Laboratory tests do not help diagnose CPPD, but they do help investigate other diseases that may be associated with this condition. Over-activity of the parathyroid gland, which controls calcium levels in the body, under-activity of the thyroid gland, low magnesium levels, and a disease causing iron overload known as hemochromatosis are all seen in increased frequency in patients with CPPD and should be considered and screened for with blood tests. While identifying these associated diseases is important, treating them does not remove calcium crystal from the joint or reduce joint symptoms. CPPD still must be treated separately.
Non-steroidal anti-inflammatory drugs (NSAIDs) reduce symptoms and joint swelling in most individuals with CPPD and may be sufficient to treat the majority of patients. Ibuprofen (Motrin), naproxen (Naprosyn), and indomethacin (Indocin) are commonly used NSAIDs but increase the risk for damage to the stomach, potentially leading to ulcers in certain patients at risk. This risk is reduced when using COX-2 selective NSAIDs such as celecoxib (Celebrex) or valdecoxib (Bextra) as well as the partially COX-2 selective drug meloxicam (Mobic).
Corticosteroids may be administered in many different forms.
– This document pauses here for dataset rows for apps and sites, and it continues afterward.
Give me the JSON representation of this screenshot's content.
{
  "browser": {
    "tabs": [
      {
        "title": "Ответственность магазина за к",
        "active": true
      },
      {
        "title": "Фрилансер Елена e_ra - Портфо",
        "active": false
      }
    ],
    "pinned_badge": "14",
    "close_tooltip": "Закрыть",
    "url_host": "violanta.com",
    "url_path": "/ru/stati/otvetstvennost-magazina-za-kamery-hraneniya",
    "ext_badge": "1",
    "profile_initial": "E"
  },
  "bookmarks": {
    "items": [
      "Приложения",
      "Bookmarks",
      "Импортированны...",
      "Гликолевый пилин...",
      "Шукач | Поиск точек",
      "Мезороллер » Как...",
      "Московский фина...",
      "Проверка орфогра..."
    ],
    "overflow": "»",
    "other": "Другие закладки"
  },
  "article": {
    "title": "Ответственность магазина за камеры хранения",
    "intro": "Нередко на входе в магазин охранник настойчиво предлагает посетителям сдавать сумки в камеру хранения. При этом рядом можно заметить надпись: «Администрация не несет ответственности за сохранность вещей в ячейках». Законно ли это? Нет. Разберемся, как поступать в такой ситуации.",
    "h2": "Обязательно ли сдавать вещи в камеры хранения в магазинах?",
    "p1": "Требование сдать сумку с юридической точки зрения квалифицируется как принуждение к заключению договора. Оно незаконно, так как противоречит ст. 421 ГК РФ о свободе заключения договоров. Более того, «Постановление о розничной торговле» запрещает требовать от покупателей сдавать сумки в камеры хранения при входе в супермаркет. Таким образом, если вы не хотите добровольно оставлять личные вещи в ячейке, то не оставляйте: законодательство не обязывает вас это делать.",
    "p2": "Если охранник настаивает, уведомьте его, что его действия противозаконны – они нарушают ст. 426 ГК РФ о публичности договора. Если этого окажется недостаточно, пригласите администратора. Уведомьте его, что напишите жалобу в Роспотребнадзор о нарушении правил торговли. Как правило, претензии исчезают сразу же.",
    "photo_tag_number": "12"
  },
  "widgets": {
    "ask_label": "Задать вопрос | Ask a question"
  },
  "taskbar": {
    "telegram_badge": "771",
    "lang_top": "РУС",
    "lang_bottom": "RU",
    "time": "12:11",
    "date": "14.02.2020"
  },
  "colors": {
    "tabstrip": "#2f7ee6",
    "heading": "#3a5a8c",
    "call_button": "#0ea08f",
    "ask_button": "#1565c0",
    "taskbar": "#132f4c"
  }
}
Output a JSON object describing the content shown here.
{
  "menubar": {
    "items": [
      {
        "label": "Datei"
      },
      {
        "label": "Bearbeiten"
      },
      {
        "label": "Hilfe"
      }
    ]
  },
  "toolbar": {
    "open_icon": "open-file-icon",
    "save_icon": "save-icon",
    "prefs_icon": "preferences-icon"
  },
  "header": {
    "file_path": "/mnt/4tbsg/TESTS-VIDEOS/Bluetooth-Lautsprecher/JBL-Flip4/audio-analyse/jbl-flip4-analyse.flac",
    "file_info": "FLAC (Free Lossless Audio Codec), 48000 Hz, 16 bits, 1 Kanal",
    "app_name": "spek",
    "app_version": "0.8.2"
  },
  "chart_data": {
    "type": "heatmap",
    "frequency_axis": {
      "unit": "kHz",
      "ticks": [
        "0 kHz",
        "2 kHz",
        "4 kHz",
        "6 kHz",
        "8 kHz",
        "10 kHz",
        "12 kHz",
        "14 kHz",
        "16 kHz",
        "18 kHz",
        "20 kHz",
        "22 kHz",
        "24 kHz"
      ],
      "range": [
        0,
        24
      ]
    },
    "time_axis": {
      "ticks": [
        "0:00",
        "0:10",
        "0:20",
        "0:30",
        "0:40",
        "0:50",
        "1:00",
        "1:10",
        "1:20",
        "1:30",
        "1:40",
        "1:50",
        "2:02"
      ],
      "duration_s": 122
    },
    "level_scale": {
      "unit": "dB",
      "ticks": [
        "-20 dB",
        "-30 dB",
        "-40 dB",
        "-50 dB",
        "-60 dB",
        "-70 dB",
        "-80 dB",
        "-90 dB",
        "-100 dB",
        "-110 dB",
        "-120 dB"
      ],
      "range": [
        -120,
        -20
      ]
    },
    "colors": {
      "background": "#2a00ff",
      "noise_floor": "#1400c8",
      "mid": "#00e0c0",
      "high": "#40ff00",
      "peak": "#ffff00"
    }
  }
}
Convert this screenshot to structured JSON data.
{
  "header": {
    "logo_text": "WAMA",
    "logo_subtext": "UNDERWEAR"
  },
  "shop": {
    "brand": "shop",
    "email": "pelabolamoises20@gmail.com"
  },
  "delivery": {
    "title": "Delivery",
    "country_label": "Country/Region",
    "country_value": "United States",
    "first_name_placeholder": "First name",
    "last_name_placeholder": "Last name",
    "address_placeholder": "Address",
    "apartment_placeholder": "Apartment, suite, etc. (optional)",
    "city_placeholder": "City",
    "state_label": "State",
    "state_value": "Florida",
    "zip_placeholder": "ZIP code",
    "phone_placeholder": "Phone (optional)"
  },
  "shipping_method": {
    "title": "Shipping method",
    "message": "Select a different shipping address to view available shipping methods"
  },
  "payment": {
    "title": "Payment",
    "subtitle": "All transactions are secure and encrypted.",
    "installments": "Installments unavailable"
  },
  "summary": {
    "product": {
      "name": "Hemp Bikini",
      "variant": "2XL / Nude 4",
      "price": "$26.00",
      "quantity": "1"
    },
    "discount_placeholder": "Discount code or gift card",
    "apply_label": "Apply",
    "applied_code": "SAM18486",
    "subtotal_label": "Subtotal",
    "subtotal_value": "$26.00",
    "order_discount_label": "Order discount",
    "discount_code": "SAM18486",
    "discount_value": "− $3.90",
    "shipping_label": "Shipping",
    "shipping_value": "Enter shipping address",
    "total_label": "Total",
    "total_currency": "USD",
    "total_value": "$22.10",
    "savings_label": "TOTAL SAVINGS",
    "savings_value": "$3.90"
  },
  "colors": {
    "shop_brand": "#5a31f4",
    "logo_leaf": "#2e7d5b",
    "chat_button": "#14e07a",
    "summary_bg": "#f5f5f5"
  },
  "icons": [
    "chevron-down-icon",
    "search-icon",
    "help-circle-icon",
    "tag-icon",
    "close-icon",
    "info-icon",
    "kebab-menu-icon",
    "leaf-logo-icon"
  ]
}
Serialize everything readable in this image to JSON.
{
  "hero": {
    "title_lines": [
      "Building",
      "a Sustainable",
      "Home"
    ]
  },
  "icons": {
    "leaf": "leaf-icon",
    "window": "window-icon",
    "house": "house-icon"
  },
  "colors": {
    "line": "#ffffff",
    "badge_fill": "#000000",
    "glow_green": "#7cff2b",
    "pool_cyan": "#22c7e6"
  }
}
Most often, these agents are more appropriately given during an acute flare rather than for chronic inflammatory joint disease due to the side effects of long-term therapy (thinning of the bones, elevation of blood sugar, weight gain, cataracts, etc.). While withdrawing fluid from the joint, injecting steroids directly into the joint often provides prompt relief of swelling and pain. Intravenous infusions or injections into the muscle are rarely required to treat severe flares involving multiple joints. Oral corticosteroids can also be given short-term with few side effects; when given chronically, doses of less than 10 mg/day of prednisone or its equivalent should be used.
Colchicine is usually given orally for acute flares. Intravenous colchicine may be more effective in this setting but has the potential risk of suppressing the bone marrow’s production of blood cells. Low doses of oral colchicine given once to twice daily for those with frequent attacks of joint inflammation may reduce the frequency and/or severity of these episodes. The response seen in patients with chronic ongoing inflammatory arthritis is variable, and diarrhea is a side effect that may limit this approach. None-theless, low cost and relatively few side effects make colchicine an option worth attempting in certain patients with CPPD.
Phosphocitrate is a medication in experimental stages of development that seems to prevent formation of CPPD crystals as well as other less common calcium crystals. Studies have not yet established what role this agent may have in treating CPPD long-term.